The show is weekly every Monday afternoon 230-430. I get a lot of positive feedback and I'm glad people listen.
--------We've been doing a monthly vinyl night called Sweet Exorcist at the People's Pint, although this month (Aug) we will be doing a Friday the 13th throwdown at the Hope & Olive. We jam all kinds of funky music with live percussion. People dance, drink, release, enjoy and get to know each other. George Myers and I started it a few years back and regulars have included DJ 12XU, B-COMING, and Studebaker Hawk, who I've been working with a lot.
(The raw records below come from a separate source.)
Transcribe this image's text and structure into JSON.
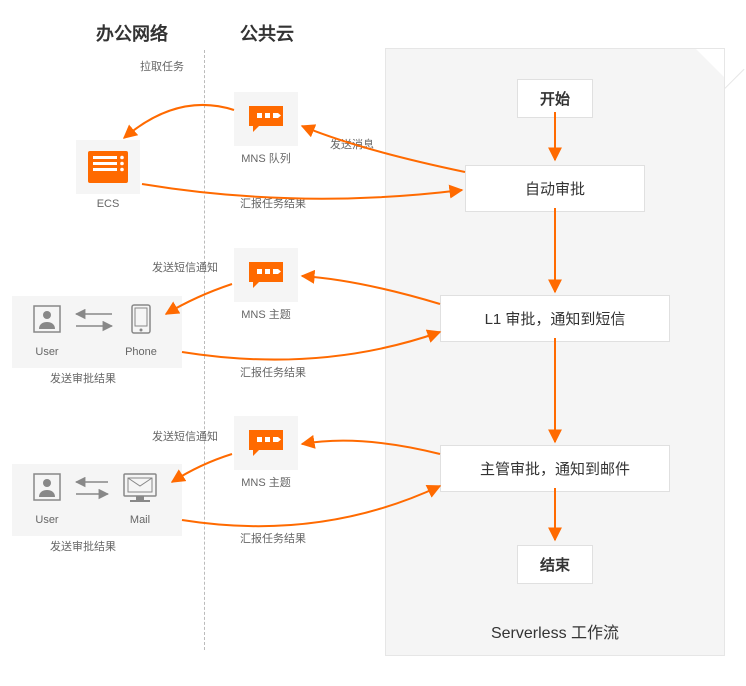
{
  "sections": {
    "office": "办公网络",
    "cloud": "公共云"
  },
  "workflow": {
    "title": "Serverless 工作流",
    "steps": {
      "start": "开始",
      "auto_approve": "自动审批",
      "l1_approve": "L1 审批，通知到短信",
      "mgr_approve": "主管审批，通知到邮件",
      "end": "结束"
    }
  },
  "nodes": {
    "ecs": "ECS",
    "mns_queue": "MNS 队列",
    "mns_topic_1": "MNS 主题",
    "mns_topic_2": "MNS 主题",
    "user": "User",
    "phone": "Phone",
    "mail": "Mail"
  },
  "edges": {
    "poll_task": "拉取任务",
    "send_msg": "发送消息",
    "report_result": "汇报任务结果",
    "send_sms": "发送短信通知",
    "send_approval_result": "发送审批结果"
  }
}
I also do a bunch of projects with Pablo Yglesias aka DJ Bongohead, including a night we designed called Rumba Pscodélica which brings together all kinds of tropical music vinyl from garage to afrobeat to dub to salsa, with live percussion, visuals and crazy poster graphics, with the occasional live band.
Everybody in Franklin County have been cool...we've done parties in Turners at the Rendezvous, in Shelburne Falls, Greenfield...we're bringing the heat and people are coming out for it. Folks in Hamp don't know what they're missing. They should come up to Greenfield to check the pulse because they might find that things are starting to happen up here. Northampton has been expecting people from up here to trek down there for shit, but they never seem to bother to come see what's going on here. But we got good eats, good records, activists, artists, farmers, food producers etc.
---------I do a blog www.peaceandrhythm.com which lately has been mostly radio playlists, announcements and videos, but I've got a few reviews, interviews etc up there. I sort-of approach it like it's a zine or something.
---------I've helped put out some records for noise artists, including my own band. I also compiled two CDs of contemporary afrobeat with Pablo Yglesias. We chose the tunes, wrote the notes, etc. They are called Afrobeat Revival and Afrobeat Revolution. Bands include Tony Allen, Seun Kuti, Antibalas, Femm Nameless, Superpowers, Zozo, Kokolo, Dennis Ferrer, Souljazz Orch, Ted Sirota's Rebel Souls, and many more. They are available from World Music Network, Amazon, Dusty Groove, Barnes & Noble, Newbury Comics, and other outlets.
---------I've helped bring a bunch of bands to the area, something I've done since the punk rock days...in the service of the music.
---------I've got a couple other things up my sleeve that will be revealed at some near point.
Is vinyl the best medium for music?
---------Any medium is good...live, vinyl, 8 track, digi. I prefer vinyl because I like dropping needles in grooves. I like to hold them smell them spin them look at them. Like the beautiful ladies.
It's definately more fun to hand an interested person the vinyl, artwork and all. And they sound so good with thick vinyl and good needle.
----------The next party is at the Hope & Olive in Greenfield on Fri 8/13. Then there's one in Shelburne Falls on 9/4, followed by the People's Pint later in Sept. in which we shall be joined by Mike P of Mass Tropicas who digs up all the awesome chicha 45s when he goes to Peru. That one'll be a record release party for Ranil.
---------We'll be hitting some southern states soon too on a small tour. And continuing with Radio Clandestino. And any other hustle we can cook up. Let me know if you have any ideas.
Brendon Rule aka Andujar
Facebook: D.J. Andujar